History Of Car Brakes

​Today, we take anti-lock braking for granted. When cars were first created, the braking systems were much less effective and much more dangerous. If you have a classic car, you need to understand the different brakes available and brake parts for classic cars. Here is a look at the different brake options used throughout the years. 

First Brakes

​Braking the first cars was very difficult. They were borrowed from braking systems used for horses.Essentially, the driver had to use a lever to cause a wooden block to stop the wheels. This worked on cars that were going 10 - 20 mph. As cars got faster and traffic increased, this did not work any longer. When tires became rubber, the wood disintegrated the tires. 

​Drum Brakes 

Drum brakes work by pushing down on the brake drum. The fist mechanical drum brakes in 1901 worked by wrapping cables around the rear wheels on the rear tires. Drum brakes greatly improved with the development of hydraulic brakes. Soon, they were some of the first brakes that allowed the driver to reduce speed from inside the car, and the brakes could last over 1000 miles! Cars primarily came with drum brakes until the 1940s and 1950s. Unfortunately, drum brakes generate a large amount of heat which can lead to morphing and malfunction. 

​Disc Brakes

The first ​effective disc brakes appeared on the market in 1949 by Crosley Motors on their Hotshot car, but it was discontinued. Chrysler perfected the technology and applied the disc brake to their fourth generation Imperial and their Town and Country. While drum brakes pressed against the inner surface of the drum, disc brakes pressed against the outer surface of the iron disc. Disc brakes last longer than drum brakes. They were an improvement to drum brakes because they didn't need the driver to apply as much pressure. Disc brakes were expensive, though, and most people still used drum brakes. ​Disc brakes became more popular when Bendix created four-wheel disc brakes in 1962. 

​Anti-lock Brakes

​Modern braking systems appeared in early automobiles, but they were made popular by Chrysler in 1971. The system prevents a wheel from locking up and causing the car to spin by using hydraulics to reduce the braking on that wheel. While initially very expensive and glitch, improvements make them popular to this day. 

Future of Brakes

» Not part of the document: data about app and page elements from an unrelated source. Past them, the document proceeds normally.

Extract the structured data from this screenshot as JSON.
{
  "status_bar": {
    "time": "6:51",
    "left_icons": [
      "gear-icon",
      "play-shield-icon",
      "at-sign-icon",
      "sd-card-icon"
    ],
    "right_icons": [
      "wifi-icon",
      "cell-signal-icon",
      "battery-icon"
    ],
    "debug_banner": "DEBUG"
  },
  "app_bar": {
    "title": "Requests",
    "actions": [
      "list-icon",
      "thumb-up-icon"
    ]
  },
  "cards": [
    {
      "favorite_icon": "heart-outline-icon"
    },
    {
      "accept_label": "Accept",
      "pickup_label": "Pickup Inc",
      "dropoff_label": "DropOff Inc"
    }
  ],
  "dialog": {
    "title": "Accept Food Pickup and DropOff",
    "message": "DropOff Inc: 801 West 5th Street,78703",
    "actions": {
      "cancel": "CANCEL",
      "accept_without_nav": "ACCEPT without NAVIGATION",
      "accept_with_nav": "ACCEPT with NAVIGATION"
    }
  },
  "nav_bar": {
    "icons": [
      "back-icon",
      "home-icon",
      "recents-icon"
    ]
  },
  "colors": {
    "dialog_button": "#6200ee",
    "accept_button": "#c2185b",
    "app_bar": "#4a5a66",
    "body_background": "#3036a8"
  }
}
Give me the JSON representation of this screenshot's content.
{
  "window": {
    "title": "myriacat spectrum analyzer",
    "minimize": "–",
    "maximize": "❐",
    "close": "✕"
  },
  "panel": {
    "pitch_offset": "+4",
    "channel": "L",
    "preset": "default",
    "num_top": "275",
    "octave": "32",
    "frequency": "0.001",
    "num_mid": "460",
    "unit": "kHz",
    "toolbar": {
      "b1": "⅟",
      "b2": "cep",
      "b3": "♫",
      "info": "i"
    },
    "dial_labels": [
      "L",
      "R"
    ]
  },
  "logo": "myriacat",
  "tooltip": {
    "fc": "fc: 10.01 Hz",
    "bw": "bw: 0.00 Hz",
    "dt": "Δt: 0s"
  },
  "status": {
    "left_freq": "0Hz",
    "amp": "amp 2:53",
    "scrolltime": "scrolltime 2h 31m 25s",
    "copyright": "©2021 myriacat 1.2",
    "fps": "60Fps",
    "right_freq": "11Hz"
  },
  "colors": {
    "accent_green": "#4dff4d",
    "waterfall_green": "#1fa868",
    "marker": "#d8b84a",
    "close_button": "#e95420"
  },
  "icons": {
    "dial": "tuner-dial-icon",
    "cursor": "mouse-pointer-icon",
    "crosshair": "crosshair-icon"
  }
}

​Braking systems continue to improve, and these improvements can still be utilized instead of antique car brake parts. Ask about green braking options and smart braking options. 

Contact a supplier, like Brake & Equipment Warehouse , for more help.